But God is in man, not only as in inanimate things, but because he is more fully known and loved by him, since even by nature we spontaneously love, desire, and seek after the good.

Moreover, God by grace resides in the just soul as in a temple, in a most intimate and peculiar manner.

From this proceeds that union of affection by which the soul adheres most closely to God, more so than the friend is united to his most loving and beloved friend, and enjoys God in all fulness and sweetness.

Now this wonderful union, which is properly called “indwelling”, differing only in degree or state from that with which God beatifies the saints in heaven, although it is most certainly produced by the presence of the whole Blessed Trinity – “We will come to Him and make our abode with Him” (John 14:23.) – nevertheless is attributed in a peculiar manner to the Holy Ghost.

For, whilst traces of divine power and wisdom appear even in the wicked man, charity, which, as it were, is the special mark of the Holy Ghost, is shared in only by the just.

In harmony with this, the same Spirit is called Holy, for He, the first and supreme Love, moves souls and leads them to sanctity, which ultimately consists in the love of God.

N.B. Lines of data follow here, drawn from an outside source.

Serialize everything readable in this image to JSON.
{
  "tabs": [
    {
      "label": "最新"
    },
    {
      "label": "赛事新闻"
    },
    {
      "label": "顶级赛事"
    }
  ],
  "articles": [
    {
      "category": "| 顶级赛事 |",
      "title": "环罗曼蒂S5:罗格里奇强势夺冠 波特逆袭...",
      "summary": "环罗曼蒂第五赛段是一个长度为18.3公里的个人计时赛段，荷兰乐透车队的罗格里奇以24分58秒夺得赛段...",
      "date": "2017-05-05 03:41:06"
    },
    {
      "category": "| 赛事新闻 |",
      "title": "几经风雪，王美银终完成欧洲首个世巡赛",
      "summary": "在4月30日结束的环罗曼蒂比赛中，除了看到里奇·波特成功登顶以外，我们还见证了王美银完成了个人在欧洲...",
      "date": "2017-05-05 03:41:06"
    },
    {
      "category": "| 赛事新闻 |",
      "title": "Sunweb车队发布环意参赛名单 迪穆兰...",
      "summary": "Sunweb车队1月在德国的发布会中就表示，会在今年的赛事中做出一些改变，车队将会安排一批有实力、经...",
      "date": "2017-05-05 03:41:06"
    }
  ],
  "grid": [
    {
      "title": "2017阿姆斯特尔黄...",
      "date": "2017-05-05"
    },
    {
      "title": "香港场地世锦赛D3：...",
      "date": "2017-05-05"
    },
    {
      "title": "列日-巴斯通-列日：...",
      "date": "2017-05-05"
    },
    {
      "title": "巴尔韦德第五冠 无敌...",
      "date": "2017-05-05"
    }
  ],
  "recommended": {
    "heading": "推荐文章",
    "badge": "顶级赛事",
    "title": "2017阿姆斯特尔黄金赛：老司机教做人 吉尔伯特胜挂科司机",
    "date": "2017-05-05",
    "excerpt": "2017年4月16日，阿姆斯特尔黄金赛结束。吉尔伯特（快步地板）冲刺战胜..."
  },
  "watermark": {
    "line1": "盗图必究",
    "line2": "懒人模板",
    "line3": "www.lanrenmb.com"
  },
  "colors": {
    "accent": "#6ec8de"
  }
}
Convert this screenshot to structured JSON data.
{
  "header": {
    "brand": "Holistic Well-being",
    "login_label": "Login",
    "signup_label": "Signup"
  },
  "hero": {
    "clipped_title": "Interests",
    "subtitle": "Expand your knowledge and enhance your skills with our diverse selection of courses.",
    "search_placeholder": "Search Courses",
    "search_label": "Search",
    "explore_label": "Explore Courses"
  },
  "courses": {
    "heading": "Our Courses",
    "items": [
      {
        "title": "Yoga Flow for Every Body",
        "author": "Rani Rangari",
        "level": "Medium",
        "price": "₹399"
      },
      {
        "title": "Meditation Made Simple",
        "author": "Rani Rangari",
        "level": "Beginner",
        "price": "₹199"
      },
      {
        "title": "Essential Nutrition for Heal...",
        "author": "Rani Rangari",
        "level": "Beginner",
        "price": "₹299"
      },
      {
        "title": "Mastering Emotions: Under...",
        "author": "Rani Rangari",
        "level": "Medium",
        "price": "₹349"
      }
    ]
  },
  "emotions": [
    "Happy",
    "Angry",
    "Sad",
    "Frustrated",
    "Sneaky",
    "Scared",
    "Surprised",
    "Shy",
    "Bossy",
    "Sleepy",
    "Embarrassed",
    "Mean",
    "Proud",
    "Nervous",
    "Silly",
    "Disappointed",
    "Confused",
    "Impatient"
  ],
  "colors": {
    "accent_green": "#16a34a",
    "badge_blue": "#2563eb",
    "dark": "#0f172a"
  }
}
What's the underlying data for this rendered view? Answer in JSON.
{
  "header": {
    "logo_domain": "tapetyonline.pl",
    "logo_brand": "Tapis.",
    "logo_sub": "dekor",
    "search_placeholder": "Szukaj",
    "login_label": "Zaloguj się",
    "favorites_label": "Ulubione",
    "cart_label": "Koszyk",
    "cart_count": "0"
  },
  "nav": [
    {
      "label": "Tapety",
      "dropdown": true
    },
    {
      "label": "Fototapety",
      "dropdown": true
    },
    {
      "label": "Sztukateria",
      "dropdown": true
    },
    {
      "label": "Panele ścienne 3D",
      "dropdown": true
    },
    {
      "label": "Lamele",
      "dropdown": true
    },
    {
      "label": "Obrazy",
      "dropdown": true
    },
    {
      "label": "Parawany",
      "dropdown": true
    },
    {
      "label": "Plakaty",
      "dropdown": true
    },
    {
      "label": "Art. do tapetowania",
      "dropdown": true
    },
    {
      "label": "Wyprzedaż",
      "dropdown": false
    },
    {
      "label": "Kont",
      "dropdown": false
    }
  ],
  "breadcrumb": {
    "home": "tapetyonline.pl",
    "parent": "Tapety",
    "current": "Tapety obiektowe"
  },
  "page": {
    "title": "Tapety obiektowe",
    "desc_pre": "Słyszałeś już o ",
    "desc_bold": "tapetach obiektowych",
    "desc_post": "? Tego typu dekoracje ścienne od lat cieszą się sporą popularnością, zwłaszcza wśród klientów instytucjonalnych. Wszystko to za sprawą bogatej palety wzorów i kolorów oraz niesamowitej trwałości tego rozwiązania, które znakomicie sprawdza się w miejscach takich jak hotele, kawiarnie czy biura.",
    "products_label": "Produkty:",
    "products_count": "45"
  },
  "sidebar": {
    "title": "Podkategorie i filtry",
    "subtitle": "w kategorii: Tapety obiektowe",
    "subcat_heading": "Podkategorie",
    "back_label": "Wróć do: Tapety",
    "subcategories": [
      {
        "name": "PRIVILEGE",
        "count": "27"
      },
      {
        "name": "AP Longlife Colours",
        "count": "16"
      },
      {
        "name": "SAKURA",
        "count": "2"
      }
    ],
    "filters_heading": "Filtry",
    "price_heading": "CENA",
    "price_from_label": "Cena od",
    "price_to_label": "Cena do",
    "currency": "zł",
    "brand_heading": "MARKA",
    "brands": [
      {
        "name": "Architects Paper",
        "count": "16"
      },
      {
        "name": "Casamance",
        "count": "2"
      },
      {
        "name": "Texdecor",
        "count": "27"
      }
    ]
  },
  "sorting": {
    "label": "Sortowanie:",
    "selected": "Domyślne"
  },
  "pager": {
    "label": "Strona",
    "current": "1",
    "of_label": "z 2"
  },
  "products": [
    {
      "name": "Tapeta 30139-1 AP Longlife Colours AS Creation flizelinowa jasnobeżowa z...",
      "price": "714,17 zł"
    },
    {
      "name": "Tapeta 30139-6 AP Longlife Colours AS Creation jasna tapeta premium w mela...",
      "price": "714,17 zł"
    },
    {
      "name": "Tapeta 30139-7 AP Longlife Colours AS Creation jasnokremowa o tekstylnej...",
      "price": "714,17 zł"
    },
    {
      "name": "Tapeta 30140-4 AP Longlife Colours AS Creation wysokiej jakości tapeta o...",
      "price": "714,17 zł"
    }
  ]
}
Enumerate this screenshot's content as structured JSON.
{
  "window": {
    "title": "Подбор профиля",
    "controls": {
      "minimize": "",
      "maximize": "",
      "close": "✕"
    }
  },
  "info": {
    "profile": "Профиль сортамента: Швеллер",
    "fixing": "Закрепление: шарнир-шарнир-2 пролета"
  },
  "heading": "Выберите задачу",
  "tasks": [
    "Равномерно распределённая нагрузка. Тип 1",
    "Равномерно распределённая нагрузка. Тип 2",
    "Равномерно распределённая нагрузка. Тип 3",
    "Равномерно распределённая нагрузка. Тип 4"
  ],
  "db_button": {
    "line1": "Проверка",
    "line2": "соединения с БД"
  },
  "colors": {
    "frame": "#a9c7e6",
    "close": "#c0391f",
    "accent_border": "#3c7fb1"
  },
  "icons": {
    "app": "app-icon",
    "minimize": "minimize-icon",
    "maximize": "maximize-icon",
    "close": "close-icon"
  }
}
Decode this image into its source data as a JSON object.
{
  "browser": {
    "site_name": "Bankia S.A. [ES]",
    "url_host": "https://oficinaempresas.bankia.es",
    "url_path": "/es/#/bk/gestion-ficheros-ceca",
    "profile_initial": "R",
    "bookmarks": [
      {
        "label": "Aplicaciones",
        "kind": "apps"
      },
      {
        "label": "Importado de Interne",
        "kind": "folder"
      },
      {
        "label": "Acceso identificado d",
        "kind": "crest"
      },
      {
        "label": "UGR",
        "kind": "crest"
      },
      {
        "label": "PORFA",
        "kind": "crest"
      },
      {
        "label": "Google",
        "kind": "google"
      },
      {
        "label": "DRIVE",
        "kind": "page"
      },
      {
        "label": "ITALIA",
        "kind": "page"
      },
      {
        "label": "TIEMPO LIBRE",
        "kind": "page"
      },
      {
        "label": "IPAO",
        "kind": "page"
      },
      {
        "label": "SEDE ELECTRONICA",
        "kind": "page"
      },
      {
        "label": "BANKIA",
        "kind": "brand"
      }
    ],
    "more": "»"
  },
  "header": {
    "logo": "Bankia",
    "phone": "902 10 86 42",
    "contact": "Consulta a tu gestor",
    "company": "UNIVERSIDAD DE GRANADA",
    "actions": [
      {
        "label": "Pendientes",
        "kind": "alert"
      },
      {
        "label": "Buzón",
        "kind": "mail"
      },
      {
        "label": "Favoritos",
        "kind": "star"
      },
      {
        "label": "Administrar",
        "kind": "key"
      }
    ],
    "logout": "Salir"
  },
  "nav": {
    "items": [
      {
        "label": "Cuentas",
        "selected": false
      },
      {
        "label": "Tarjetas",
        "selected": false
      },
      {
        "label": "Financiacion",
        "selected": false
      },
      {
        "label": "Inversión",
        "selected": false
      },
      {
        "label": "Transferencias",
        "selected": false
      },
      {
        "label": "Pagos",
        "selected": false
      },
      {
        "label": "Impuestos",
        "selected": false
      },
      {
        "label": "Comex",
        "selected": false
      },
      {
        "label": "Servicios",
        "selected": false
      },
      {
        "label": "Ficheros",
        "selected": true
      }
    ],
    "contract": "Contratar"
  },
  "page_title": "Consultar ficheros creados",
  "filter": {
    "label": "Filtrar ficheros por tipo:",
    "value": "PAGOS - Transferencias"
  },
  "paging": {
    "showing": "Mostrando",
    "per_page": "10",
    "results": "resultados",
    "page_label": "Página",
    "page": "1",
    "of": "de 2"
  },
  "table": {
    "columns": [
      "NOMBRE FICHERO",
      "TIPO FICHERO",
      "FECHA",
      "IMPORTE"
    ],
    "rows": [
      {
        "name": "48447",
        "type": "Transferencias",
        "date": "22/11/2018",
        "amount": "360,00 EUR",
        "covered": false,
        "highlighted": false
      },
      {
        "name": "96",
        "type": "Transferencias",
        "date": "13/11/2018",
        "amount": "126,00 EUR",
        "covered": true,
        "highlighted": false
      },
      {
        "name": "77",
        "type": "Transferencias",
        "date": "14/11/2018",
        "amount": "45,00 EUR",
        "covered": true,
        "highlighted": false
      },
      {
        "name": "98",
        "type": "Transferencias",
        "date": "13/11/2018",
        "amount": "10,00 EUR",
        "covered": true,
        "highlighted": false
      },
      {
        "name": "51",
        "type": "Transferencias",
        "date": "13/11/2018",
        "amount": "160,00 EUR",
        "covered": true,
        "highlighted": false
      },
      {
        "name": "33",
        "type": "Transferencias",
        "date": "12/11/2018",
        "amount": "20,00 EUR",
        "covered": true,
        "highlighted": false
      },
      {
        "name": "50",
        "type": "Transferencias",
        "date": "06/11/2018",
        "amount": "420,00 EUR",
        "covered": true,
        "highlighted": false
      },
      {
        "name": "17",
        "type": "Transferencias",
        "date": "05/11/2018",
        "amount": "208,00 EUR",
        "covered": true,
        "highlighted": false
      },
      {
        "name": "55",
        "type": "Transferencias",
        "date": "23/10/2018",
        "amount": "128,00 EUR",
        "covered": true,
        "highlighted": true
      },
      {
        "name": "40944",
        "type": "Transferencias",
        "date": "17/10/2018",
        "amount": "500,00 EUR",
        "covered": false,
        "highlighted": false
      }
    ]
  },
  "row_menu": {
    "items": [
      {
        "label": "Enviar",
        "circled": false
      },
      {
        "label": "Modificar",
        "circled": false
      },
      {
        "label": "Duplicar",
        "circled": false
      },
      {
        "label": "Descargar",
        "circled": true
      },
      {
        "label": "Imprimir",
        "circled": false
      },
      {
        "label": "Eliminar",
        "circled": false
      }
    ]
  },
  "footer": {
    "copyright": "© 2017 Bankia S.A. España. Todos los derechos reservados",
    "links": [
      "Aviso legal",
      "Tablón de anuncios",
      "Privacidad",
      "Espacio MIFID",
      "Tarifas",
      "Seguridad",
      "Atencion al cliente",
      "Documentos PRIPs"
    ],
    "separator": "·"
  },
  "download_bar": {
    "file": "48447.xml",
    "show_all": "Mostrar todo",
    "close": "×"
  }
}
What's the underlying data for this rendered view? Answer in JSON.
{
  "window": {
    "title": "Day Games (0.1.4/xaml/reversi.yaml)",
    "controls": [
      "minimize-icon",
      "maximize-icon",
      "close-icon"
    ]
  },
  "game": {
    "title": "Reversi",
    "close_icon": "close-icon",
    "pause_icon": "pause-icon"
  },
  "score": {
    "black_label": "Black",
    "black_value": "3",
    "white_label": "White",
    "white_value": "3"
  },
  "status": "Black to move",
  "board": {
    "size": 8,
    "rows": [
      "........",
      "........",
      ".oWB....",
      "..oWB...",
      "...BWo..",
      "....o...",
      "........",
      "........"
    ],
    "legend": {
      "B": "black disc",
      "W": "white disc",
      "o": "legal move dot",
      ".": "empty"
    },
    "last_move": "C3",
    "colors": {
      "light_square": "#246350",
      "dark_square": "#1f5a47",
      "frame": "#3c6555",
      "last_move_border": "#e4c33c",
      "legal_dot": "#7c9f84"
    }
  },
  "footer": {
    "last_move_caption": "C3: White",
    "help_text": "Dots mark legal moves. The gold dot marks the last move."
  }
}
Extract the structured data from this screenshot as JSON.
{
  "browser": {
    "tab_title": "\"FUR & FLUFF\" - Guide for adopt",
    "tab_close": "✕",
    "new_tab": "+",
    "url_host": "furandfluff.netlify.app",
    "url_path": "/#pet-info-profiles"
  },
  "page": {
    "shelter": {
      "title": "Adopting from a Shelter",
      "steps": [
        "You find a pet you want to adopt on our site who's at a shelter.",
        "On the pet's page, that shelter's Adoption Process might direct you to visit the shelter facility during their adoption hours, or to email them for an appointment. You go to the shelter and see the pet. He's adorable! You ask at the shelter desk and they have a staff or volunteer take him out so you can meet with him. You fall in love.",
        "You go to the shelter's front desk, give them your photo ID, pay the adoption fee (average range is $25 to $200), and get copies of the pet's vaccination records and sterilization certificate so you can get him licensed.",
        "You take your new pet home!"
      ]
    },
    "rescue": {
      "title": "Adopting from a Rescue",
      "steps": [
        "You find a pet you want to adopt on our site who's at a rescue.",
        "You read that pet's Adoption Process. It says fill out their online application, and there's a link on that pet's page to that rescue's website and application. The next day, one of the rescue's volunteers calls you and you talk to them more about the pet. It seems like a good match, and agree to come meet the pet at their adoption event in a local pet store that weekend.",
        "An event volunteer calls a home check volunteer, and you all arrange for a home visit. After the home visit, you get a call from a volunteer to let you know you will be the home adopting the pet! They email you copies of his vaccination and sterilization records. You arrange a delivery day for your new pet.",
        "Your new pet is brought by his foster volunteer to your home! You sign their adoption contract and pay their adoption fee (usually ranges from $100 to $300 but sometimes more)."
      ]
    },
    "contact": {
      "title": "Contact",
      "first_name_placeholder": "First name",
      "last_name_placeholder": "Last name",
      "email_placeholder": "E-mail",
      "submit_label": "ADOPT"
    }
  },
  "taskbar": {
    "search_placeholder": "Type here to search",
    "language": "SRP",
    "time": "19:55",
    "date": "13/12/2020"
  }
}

Wherefore the apostle when calling us to the temple of God, does not expressly mention the Father or the Son, or the Holy Ghost: “Know ye not that your members are the temple of the Holy Ghost, who is in you, whom you have from God?” (1 Cor. 6:19).

Leo XIII (1810-1903): Divinum Illud Munus 9.